It's a weird time to buy an Apple product. By that I mean it's a terrible time to buy an Apple product. At least, if you want to own the latest and most amazingest with the least amount of heartbreak. That's the story for three of Apple's biggest products: iPhone 4, iPad and now, the MacBook Pro.
If you're the thrill-seeking sort—and more specifically still, the sort who measures their thrills in an inverse relation to the amount of time that's passed between a fresh gadget rolling off the assembly line in Shenzen and being pressed into your hands by a cute-but-not-too-cute Apple Store employee—we think you'll be happiest if you buy your admission tickets to the new and shiny in the first half of its life-cycle, so you get to ride out its entire life knowing you own the thing to own. Generally speaking, the closer to a gadget's death date you purchase said gadget, the worse you're gonna feel when its hotter, younger, possibly tanner replacement is announced.
Obviously this formula for gadget happiness is subject to the pull of two major variables: Price and new hotness density. Sure, the new iPhone might be able to blow you, but can you buy it for $100? And if the one before it was similarly sexy, the new one's talents may not seem all that great as an upgrade. (Hence, less new gadget remorse.) On the other hand, if the new model does something truly amazing that the previous one did not, the remorse factor can explode so violently it reforms itself into a black hole suck.
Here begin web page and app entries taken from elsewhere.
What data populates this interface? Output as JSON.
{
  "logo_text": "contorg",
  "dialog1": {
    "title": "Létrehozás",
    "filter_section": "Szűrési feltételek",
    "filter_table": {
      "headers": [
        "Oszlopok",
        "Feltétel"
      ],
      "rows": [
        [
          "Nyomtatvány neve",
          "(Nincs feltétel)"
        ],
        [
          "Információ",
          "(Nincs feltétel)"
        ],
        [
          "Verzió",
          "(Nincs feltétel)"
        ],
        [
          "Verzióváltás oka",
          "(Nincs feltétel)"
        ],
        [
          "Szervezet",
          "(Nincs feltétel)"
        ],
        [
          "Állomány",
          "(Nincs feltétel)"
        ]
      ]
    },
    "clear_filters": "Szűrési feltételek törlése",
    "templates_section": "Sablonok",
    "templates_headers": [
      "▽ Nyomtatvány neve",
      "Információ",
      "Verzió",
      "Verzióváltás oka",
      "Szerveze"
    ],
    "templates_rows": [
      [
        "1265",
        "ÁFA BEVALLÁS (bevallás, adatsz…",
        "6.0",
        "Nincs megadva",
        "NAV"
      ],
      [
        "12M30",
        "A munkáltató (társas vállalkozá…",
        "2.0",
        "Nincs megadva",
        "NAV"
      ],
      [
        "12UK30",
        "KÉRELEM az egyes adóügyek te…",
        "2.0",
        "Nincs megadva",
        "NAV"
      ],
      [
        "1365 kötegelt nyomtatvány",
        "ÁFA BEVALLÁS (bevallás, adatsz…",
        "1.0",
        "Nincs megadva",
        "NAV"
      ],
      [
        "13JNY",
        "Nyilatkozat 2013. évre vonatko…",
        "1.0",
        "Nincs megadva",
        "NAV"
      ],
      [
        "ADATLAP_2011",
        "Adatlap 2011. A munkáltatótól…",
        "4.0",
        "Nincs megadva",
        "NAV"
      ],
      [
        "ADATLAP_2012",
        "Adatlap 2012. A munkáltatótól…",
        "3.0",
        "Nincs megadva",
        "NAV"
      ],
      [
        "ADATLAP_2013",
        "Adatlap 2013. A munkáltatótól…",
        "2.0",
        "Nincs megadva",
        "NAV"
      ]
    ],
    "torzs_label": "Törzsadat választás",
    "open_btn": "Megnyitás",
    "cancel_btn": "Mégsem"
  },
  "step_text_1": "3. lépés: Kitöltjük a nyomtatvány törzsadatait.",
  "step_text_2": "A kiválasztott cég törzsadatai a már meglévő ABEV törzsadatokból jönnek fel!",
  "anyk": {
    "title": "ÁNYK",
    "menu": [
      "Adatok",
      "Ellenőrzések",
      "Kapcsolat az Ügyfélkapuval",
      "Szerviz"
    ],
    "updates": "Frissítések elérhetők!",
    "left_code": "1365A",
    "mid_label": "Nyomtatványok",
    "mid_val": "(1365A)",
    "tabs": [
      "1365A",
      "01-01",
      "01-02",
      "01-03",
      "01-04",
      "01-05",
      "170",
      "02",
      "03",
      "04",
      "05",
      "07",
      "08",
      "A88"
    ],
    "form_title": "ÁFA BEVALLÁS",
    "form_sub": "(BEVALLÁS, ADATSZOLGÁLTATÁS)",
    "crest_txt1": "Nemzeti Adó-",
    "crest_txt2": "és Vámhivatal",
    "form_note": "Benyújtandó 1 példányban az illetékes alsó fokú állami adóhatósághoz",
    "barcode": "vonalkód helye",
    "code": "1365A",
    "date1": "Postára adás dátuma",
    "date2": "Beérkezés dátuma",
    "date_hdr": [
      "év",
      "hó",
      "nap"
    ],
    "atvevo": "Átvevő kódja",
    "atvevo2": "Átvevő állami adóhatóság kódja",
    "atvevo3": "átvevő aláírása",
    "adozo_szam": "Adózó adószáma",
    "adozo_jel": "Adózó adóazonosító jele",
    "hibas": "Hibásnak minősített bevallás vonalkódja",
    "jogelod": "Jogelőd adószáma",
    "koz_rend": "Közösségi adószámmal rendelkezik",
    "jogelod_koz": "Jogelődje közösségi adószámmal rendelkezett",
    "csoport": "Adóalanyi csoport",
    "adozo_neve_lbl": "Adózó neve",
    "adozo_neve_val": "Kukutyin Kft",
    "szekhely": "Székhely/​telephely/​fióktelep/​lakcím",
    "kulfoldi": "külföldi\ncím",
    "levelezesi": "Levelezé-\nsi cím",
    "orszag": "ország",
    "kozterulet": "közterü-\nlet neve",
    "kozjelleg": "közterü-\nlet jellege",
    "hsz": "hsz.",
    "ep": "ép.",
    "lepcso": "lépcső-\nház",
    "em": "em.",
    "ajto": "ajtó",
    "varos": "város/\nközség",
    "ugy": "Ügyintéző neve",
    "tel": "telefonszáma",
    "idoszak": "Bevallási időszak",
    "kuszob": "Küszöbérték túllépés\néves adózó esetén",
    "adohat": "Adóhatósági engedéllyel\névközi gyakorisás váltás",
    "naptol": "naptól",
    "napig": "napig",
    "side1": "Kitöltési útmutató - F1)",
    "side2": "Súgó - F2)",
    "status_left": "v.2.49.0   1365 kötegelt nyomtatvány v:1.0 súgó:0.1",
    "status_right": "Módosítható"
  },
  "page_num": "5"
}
Anyway, we've already said why this moment is a dicey one to buy an iPad—a new one is likely less than an iPhone 4 for that matter, though the case is strongest for holding out on the iPad, given that we're in a timeframe measured in weeks before a likely replacement.